Talk scoop: On the roster of the biggest losers in this year's campaign, Colorado Republican Party chair Steve Curtis has to rank high. Even before the election results were counted, moderates were gunning for Curtis--so he got out while the getting was good. On Monday Curtis announced that he wouldn't be running for a second term as party chair. But then, he already has a second career--as a radio talk-show host.
Beginning November 16, Curtis will host "Mile High Midday," a three-hour weekday talk show on KNUS-AM/710. And all those pesky eccentricities that made him such a liability as a party leader suddenly look marketable. On talk radio, controversy is the fertilizer that keeps things going--and audiences growing. At least there's plenty of shit out there. In announcing the hire, KNUS noted that Curtis "even surprised Colorado Republicans last month by criticizing his own party's gubernatorial candidate, Bill Owens, for his 'moderate' stand against abortion." He "doesn't hold back or waffle on key social issues that are important to conservatives," adds KNUS general manager Carolyn Bernhardt.
She'd just better hope that Curtis doesn't lock her out of her own office, as he did to Republican Party loyalists.

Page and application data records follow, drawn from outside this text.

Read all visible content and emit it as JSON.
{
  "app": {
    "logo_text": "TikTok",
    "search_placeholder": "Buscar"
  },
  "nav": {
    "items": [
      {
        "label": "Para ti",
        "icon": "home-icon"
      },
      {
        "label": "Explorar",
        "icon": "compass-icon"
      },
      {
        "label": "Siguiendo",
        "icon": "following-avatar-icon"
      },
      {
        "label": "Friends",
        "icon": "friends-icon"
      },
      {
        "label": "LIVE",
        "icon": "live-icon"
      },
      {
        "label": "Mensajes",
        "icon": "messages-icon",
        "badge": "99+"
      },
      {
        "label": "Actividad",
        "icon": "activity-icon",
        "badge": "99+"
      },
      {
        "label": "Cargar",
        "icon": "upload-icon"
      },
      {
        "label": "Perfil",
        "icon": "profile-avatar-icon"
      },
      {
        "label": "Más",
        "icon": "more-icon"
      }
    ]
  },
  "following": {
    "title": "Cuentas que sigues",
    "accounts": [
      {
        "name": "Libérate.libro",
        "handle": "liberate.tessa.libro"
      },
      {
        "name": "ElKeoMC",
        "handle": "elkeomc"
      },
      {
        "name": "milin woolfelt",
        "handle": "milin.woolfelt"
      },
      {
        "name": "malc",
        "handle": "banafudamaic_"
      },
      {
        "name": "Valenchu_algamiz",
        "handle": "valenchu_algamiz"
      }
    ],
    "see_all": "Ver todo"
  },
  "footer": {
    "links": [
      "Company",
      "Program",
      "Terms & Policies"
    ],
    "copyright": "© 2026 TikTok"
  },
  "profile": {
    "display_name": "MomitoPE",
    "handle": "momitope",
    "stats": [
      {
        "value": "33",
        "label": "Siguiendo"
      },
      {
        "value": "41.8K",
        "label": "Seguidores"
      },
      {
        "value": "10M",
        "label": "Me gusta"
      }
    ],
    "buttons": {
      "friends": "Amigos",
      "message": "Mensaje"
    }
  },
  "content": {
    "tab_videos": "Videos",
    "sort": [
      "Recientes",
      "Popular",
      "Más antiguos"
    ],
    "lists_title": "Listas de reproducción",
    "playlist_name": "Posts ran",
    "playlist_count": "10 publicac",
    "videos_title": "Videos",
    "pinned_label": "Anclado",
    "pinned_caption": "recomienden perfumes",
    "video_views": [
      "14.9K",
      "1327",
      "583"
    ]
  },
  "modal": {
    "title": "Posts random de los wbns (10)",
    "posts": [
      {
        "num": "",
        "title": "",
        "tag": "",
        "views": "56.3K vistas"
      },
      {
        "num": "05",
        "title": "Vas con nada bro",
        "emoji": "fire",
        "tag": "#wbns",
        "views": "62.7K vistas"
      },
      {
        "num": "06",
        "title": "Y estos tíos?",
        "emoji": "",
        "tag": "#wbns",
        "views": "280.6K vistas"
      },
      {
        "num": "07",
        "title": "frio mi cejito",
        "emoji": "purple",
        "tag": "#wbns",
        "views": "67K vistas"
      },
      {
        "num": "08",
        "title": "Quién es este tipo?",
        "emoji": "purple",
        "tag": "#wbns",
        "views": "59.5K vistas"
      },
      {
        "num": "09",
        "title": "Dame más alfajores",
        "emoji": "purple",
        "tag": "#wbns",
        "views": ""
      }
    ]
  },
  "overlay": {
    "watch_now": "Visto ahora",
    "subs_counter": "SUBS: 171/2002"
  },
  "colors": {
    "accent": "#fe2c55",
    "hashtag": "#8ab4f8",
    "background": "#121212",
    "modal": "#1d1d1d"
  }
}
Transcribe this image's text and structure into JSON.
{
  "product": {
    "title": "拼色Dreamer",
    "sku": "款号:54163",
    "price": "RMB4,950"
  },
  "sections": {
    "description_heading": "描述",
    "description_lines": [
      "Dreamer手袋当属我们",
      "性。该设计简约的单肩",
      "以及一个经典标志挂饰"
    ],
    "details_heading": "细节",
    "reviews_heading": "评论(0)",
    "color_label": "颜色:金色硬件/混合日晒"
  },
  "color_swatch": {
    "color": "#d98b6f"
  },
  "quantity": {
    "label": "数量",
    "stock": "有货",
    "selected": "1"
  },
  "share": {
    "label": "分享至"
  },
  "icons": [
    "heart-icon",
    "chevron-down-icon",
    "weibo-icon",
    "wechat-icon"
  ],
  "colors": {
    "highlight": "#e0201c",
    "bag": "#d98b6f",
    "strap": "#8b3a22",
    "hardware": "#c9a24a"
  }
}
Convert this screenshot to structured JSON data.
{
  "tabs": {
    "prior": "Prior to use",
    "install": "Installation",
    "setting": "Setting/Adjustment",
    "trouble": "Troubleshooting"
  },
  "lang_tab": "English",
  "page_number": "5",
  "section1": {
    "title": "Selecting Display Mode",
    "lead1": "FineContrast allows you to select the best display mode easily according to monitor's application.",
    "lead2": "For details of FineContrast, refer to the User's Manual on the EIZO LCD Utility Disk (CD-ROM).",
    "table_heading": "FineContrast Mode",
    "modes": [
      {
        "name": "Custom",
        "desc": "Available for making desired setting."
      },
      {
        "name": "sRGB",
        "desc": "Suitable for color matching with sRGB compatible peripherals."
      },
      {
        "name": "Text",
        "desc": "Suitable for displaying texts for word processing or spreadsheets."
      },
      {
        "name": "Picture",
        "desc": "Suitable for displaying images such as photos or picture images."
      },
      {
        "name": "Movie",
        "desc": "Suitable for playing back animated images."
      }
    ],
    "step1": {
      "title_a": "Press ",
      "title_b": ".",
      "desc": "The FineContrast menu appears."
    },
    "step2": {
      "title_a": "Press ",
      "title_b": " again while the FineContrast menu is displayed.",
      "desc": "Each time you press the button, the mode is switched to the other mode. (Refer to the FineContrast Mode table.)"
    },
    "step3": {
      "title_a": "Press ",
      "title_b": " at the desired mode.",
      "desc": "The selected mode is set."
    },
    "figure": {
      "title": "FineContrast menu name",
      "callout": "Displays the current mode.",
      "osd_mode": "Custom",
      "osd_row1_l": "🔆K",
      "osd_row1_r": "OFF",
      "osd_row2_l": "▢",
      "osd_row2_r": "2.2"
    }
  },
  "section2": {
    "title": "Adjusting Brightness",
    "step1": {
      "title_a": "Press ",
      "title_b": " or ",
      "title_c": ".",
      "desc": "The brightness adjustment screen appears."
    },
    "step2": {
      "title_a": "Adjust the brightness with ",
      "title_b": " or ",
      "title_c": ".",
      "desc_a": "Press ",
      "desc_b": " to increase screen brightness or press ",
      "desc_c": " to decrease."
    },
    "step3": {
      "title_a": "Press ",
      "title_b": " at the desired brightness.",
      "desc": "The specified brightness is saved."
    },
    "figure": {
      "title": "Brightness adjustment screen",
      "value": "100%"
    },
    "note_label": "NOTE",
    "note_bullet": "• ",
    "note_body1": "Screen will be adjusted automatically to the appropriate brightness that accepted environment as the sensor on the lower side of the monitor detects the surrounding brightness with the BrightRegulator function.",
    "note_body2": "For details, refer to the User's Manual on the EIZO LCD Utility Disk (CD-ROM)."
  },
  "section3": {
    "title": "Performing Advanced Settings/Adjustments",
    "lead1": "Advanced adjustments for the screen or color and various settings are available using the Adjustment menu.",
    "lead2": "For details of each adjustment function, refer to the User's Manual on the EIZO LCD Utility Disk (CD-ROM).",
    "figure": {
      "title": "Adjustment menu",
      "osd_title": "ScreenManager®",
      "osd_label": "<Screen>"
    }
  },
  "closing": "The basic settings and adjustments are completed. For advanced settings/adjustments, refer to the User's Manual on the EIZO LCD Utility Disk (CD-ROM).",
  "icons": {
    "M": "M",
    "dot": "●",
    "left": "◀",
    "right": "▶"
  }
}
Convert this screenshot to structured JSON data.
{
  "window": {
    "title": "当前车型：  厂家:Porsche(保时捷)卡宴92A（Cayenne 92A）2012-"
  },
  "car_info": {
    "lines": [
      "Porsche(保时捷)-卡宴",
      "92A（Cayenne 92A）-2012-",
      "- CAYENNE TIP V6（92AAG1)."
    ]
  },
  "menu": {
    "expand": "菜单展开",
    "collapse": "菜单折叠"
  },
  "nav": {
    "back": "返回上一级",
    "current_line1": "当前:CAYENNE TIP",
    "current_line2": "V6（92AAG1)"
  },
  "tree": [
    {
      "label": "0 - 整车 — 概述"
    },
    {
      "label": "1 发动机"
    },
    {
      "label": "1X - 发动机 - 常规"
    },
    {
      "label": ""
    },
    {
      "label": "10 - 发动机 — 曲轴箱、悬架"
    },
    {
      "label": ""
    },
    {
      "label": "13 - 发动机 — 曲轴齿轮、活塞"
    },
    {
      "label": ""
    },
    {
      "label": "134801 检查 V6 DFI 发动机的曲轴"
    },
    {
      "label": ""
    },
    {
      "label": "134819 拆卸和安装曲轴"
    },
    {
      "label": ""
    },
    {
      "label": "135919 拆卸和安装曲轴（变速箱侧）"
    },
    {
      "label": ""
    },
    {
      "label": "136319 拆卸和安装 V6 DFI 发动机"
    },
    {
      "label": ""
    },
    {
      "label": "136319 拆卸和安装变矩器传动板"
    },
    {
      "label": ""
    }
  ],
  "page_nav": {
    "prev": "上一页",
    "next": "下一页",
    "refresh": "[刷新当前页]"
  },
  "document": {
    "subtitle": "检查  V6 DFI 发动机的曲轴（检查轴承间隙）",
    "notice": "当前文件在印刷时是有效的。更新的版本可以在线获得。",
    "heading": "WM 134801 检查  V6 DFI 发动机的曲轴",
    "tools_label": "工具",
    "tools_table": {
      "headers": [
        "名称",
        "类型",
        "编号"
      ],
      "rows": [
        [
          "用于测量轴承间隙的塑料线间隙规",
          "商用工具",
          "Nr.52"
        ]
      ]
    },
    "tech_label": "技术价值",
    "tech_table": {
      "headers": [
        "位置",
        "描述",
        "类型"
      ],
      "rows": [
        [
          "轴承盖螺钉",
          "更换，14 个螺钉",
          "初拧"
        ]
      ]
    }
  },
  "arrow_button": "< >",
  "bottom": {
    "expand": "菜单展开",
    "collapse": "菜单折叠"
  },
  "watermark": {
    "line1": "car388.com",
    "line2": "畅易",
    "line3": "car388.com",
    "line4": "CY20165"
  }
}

If Curtis was this season's loser, Jon Caldara surely emerged as its biggest winner. Despite polls showing Referendum B winning handily, the tax-surplus measure went down in flames, torpedoed by Caldara's wing-and-a-prayer anti-B campaign. Caldara, who declined to run again for the RTD board, on Monday started a new, better-paying gig: president of the Independence Institute, that troublemaking Golden-based think tank previously headed by Tom Tancredo, now the congressman-elect from the 6th District, and John Andrews, who lost big to Roy Romer when he ran for governor back in 1990.
In addition to his new day job, Caldara will continue to moonlight--yep, on talk radio. He's got a regular Saturday-night slot on KOA-AM/85 and fills in whenever there are gaps in the schedule.
And there's a gaping hole these days, now that Keith Weinman has resigned from his job at KOA radio in the wake of his arrest last week for allegedly assaulting his wife. (Weinman also lost his job at Channel 4, where he'd been doing on-air morning business reports). The arrest followed several weeks of hush-hush discussions after Weinman's reported suicide attempt at his Longmont home on October 9.
This wasn't Weinman's first brush with the law. Last year, after he was charged with stalking his wife, he wound up taking a plea. At the time, though, both of his media employers gave him a pass that let him continue business as usual rather than deal with a clear problem.
The Denver Rocky Mountain News (soon to be renamed the "Denver Pavilions Rocky Mountain News," judging from the coverage given the second coming of retail to downtown) won the election-night battle of the presses, with a November 4 paper announcing that "Owens wins at wire" while the Post was still headlining a "neck-and-neck" race. But the News's efforts would have been more laudatory had the paper updated its Web site, which that Wednesday afternoon was still reporting an attorney-general race as "too close to call.